The Trump administration broke with precedent last year when it sent Vice President Mike Pence to address the March for Life rally, a first for a sitting vice president. President Ronald Reagan addressed the group by phone in 1987, as did President George W. Bush in 2008.
Trump will address the group from the White House Rose Garden, accompanied by young anti-abortion marchers and March for Life’s chairman, Patrick Kelly. The location carries great symbolism for the group, which used to deliver individual roses to members of Congress as part of the annual march.
In his first week in office, Trump reinstated and expanded the “Mexico City” policy, a Reagan-era rule that prohibits nonprofits that receive government funding from performing abortions or promoting abortion as a method of family planning. Advocates of abortion rights condemned the move as a medical gag rule.
The administration also rolled back a regulation from President Barack Obama that prohibited states from defunding abortion providers, and said it would enforce a provision in the Affordable Care Act that bans taxpayer dollars from supporting abortion coverage in health exchange plans. Trump has promised to sign legislation to defund Planned Parenthood and limit when a woman can receive an abortion.
Perhaps most important to his anti-abortion allies, the president has named a slate of judicial nominees who have passed abortion litmus tests to win support from conservatives. Trump’s judicial bench could have sweeping effects on abortion law long past the president’s tenure.
At the White House, he has surrounded himself with anti-abortion conservatives, including counselor Kellyanne Conway, senior adviser Mercedes Schlapp and Katy Talento, a health policy staffer on the White House Domestic Policy Council.
Soon after the election, the director of the Catholic Information Center, the Rev. Charles Trullols, began offering Mass in the Eisenhower Executive Office Building. Trullols is ordained by Opus Dei, a theologically conservative lay and clerical group that is independent of the Roman Catholic archdiocese.
Trullols “has offered Mass in the Eisenhower Executive Office Building on a few occasions — including two holy days of obligation — beginning in November 2017,” a spokesman for the Catholic Information Center confirmed to POLITICO.
Abortion-rights groups say they’ll use the administration’s actions to defeat anti-abortion Republicans in this year’s midterm elections, citing polls that show steady support for legal abortion.
“This administration has been the worst for women and families that we’ve ever seen,” said Kaylie Long, director of communication for the abortion-rights group NARAL. “The level of attacks have been significant and they’ve been relentless. This is a president who has demeaned women his entire life.”
But an annual poll from the Knights of Columbus, a Catholic fraternal organization, shows that while a majority of Americans describe themselves as backing abortion rights, there is a spectrum of belief that the political dichotomy on the issue doesn’t capture.
That survey, conducted by The Marist Poll and released on Wednesday, found that 76 percent of Americans support limits on abortion, including 60 percent of self-described pro-choice voters.

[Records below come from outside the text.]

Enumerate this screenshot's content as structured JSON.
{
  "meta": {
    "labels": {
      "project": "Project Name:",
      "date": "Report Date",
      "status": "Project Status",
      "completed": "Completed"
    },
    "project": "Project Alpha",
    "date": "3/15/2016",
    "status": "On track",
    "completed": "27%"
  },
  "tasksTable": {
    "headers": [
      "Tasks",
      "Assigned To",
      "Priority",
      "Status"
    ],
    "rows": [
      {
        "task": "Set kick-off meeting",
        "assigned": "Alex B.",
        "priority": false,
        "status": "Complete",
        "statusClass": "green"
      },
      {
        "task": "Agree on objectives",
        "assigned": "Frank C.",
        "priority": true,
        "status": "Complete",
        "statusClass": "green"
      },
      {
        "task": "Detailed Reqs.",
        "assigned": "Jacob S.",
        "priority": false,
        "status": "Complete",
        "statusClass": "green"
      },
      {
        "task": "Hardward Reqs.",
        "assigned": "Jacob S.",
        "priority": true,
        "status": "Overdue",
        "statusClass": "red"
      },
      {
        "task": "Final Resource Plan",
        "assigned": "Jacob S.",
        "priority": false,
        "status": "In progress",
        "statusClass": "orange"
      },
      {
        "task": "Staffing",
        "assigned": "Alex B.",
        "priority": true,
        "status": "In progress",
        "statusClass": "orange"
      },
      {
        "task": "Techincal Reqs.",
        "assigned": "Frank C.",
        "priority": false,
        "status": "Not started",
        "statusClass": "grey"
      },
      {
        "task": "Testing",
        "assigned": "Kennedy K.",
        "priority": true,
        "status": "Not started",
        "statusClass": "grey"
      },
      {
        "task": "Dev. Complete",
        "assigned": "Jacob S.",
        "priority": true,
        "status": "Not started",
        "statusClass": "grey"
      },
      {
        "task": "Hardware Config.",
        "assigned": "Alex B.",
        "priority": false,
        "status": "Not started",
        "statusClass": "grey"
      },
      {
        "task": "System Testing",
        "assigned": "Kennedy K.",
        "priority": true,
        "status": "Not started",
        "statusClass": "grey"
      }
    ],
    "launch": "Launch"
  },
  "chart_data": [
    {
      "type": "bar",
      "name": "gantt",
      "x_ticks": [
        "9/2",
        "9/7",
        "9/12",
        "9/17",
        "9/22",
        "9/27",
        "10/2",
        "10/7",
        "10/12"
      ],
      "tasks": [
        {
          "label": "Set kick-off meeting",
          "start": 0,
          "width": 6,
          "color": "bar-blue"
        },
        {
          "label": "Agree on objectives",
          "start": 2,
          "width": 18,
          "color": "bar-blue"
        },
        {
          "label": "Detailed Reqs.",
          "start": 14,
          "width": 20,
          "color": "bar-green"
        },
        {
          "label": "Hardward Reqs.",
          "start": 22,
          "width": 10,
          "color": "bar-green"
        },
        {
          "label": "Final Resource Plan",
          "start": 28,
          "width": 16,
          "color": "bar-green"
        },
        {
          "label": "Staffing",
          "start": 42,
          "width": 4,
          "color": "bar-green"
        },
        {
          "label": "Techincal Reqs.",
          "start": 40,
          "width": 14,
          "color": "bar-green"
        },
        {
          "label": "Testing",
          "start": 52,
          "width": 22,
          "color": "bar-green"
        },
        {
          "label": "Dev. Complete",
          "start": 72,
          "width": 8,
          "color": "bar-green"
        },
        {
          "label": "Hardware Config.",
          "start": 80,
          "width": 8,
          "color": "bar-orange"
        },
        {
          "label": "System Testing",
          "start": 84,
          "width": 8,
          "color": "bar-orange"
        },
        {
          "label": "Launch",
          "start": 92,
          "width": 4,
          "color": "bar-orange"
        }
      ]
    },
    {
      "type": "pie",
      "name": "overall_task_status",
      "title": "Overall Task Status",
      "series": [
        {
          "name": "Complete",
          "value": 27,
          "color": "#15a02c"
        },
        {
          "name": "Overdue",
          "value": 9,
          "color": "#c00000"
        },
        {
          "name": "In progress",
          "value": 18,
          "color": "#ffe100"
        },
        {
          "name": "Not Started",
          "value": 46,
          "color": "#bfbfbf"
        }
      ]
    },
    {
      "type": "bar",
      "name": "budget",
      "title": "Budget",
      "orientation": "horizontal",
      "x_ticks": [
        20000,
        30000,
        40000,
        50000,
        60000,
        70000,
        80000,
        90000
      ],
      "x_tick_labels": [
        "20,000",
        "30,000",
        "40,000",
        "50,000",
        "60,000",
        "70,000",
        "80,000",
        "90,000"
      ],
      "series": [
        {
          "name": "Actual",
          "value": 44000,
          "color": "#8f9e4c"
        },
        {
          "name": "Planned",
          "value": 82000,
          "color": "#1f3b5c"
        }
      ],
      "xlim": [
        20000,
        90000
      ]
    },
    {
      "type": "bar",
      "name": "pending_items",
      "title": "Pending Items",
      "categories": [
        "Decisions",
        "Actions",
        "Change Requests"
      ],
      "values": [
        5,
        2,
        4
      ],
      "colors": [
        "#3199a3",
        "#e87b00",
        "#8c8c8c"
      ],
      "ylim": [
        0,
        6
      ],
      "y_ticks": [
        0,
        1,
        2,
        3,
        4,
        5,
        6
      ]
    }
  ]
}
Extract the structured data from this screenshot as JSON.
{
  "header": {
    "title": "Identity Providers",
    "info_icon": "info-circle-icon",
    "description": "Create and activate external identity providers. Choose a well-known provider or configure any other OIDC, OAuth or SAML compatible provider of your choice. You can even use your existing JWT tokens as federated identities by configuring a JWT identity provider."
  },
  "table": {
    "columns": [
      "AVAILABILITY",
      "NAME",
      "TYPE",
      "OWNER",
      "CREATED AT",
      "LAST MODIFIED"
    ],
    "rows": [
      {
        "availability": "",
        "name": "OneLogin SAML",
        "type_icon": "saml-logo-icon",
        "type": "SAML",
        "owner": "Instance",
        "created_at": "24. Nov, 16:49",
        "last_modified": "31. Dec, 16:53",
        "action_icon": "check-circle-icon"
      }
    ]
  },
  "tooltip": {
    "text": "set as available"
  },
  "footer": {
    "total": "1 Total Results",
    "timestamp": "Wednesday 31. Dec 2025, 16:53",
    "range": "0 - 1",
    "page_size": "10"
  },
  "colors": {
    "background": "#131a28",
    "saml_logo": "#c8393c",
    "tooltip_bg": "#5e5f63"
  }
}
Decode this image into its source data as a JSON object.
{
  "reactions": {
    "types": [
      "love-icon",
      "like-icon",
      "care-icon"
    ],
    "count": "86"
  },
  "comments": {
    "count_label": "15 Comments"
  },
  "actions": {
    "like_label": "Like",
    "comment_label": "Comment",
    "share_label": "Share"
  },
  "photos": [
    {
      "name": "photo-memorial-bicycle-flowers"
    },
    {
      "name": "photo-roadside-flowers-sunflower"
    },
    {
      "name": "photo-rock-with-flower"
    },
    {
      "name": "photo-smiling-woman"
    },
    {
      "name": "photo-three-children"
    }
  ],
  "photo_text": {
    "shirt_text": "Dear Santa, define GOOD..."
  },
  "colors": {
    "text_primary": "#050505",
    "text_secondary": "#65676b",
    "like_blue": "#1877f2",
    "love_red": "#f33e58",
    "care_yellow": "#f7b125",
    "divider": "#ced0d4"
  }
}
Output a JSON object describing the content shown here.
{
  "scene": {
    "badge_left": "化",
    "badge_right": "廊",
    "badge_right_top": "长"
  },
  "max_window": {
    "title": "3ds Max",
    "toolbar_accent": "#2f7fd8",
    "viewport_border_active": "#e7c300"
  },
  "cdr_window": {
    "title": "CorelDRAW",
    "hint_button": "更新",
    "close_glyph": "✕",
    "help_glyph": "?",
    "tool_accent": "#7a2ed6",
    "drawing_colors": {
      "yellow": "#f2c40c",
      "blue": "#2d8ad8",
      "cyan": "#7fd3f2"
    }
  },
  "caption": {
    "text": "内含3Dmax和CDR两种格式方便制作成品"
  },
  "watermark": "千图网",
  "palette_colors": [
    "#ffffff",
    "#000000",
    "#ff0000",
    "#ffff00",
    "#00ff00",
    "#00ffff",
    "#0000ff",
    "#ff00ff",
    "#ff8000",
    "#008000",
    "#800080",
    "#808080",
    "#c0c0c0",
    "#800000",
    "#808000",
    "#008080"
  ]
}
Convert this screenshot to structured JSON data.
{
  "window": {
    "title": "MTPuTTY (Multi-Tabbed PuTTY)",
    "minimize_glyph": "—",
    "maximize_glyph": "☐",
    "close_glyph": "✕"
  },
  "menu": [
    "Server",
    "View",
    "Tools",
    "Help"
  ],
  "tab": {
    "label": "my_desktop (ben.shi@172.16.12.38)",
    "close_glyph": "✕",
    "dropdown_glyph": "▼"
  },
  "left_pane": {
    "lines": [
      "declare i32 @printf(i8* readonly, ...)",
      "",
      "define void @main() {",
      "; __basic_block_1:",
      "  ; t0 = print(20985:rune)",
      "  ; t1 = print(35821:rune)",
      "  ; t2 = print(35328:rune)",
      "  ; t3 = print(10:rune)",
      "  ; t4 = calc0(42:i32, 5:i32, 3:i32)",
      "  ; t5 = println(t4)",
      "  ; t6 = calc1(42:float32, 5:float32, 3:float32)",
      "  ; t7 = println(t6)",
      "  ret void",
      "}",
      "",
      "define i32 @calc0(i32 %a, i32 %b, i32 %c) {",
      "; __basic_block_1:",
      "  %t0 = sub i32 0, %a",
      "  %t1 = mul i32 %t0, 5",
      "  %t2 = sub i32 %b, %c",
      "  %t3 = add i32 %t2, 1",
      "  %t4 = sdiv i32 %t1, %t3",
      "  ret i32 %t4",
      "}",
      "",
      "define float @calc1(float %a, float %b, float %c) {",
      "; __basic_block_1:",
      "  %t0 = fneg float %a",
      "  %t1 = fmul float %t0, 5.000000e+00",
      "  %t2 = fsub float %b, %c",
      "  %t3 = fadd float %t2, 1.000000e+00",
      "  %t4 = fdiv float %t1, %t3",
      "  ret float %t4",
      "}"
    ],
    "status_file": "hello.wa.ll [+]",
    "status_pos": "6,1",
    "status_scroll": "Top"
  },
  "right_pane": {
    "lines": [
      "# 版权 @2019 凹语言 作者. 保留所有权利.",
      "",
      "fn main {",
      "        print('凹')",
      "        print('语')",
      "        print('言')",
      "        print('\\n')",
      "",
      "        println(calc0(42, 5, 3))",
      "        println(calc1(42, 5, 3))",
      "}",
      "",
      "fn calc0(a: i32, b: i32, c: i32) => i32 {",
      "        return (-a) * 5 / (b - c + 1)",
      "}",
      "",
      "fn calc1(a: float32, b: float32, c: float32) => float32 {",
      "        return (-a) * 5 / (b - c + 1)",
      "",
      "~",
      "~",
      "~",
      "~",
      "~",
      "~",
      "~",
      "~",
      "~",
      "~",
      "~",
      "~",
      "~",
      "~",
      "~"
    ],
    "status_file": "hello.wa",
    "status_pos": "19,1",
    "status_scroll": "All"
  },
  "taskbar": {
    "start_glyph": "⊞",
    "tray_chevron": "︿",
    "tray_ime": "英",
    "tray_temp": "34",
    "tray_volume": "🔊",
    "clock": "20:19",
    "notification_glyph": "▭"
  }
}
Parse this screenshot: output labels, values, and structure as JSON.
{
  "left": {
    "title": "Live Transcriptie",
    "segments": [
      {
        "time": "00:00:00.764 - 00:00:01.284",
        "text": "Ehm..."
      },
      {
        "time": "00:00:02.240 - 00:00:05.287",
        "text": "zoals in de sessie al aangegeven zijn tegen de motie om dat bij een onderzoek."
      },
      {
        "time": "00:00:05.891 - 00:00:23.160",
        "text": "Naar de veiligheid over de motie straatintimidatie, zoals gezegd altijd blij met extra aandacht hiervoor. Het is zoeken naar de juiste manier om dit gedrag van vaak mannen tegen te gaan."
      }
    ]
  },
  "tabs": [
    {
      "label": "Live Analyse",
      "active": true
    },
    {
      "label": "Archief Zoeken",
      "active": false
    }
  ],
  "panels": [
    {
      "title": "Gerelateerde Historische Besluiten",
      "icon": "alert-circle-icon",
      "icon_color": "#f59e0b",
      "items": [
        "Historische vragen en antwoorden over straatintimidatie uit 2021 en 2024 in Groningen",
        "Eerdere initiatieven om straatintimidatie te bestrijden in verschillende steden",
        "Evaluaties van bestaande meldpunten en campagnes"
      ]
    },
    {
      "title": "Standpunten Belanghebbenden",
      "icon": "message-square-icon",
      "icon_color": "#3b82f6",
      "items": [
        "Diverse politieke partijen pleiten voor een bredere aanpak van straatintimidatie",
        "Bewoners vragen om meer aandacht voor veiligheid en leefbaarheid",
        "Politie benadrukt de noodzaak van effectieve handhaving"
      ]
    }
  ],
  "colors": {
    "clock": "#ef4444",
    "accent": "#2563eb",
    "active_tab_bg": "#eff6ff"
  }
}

“This is not, strictly speaking, a partisan issue,” said Andrew Walther, vice president of the Knights of Columbus. “You have major blocs in every party that are looking for these kinds of restrictions. The labels mask a much greater consensus.”
In the survey, 41 percent of abortion-rights respondents favored limiting abortion to the first three months of a pregnancy. Marist, which has been directing the poll since 2008, conducted telephone surveys with a total of more than 2,600 adults from Dec. 4 to Dec. 7, 2017, and from Jan. 8 to Jan. 10, 2018. The poll has a margin of sampling error of plus or minus 2.8 percentage points for the first round of surveys, and 2.7 percentage points for the second.
“The labels don’t quite tell the whole story,” Walther said. “Some of the actions Trump has taken track very, very well with where the American people are.”
Brianna Ehley contributed to this report.